+++ DATASET RECORDS +++
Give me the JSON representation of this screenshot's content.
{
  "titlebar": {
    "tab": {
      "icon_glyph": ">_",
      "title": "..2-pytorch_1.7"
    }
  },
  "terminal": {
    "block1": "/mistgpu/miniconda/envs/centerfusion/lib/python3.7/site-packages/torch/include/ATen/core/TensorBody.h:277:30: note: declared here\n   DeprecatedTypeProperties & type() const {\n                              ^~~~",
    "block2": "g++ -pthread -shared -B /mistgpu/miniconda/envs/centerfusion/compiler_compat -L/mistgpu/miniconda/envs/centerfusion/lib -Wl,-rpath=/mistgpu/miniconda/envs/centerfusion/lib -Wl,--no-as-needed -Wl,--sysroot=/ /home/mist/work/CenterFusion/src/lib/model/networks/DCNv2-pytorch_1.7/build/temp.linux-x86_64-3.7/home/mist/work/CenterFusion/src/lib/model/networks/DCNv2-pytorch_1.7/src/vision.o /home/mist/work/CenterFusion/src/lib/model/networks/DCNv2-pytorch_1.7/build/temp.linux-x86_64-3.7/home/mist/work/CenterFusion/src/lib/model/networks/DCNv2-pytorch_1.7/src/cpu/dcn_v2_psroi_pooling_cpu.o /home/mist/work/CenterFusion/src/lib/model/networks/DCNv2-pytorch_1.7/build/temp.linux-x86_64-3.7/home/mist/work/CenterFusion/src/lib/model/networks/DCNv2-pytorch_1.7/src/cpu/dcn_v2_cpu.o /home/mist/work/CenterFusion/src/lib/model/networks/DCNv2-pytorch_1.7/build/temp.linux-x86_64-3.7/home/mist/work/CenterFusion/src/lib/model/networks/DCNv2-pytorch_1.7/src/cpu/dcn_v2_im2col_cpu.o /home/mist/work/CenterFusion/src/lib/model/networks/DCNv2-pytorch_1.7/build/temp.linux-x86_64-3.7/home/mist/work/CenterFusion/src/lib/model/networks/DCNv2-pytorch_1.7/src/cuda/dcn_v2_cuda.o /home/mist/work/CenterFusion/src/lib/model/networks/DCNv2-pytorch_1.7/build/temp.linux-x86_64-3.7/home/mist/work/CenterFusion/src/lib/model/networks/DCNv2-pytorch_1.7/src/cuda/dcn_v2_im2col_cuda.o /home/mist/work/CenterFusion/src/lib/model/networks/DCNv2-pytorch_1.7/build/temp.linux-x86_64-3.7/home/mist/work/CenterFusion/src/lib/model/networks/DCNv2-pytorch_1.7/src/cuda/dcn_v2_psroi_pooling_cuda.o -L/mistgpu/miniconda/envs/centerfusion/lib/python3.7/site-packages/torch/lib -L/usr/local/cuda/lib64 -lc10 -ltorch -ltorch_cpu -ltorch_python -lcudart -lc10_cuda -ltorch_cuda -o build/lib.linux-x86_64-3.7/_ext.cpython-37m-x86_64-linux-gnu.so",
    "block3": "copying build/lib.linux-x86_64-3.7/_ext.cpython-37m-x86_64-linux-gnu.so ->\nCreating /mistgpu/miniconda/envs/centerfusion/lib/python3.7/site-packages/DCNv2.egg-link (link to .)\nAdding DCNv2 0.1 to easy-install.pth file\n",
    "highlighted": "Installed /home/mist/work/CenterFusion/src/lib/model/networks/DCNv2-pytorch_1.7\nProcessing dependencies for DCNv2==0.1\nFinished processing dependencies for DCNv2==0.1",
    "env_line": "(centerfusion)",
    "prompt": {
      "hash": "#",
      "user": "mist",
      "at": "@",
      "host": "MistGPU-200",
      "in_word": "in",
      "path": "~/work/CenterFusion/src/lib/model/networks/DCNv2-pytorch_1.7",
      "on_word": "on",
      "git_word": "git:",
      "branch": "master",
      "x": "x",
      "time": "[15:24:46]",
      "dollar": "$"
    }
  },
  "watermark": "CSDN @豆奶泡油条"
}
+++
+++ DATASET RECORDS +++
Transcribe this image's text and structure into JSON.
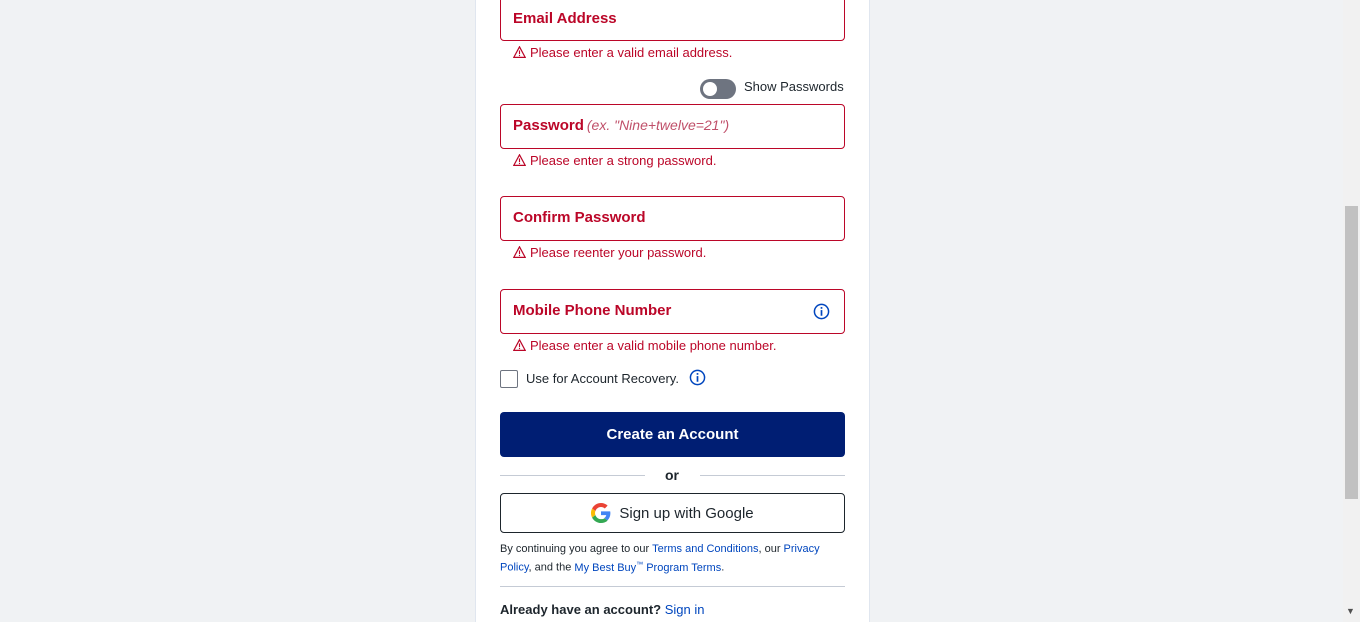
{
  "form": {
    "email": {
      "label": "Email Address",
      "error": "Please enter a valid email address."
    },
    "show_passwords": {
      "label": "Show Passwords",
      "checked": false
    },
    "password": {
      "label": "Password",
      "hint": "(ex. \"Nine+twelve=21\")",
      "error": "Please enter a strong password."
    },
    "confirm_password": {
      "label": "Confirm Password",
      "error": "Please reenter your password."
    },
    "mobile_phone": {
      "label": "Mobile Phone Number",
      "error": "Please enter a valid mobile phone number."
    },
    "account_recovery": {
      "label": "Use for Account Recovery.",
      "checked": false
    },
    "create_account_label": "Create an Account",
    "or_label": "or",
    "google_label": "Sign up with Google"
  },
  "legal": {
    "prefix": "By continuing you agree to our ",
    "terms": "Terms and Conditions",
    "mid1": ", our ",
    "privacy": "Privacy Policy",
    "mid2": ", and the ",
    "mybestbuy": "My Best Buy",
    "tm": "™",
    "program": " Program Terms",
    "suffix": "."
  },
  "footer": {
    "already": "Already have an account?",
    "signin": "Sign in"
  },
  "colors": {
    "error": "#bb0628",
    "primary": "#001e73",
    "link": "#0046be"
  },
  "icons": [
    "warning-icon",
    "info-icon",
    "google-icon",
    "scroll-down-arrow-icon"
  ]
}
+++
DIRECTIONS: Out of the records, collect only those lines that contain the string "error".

RESPONSE AREA:
      "error": "Please enter a valid email address."
      "error": "Please enter a strong password."
      "error": "Please reenter your password."
      "error": "Please enter a valid mobile phone number."
    "error": "#bb0628",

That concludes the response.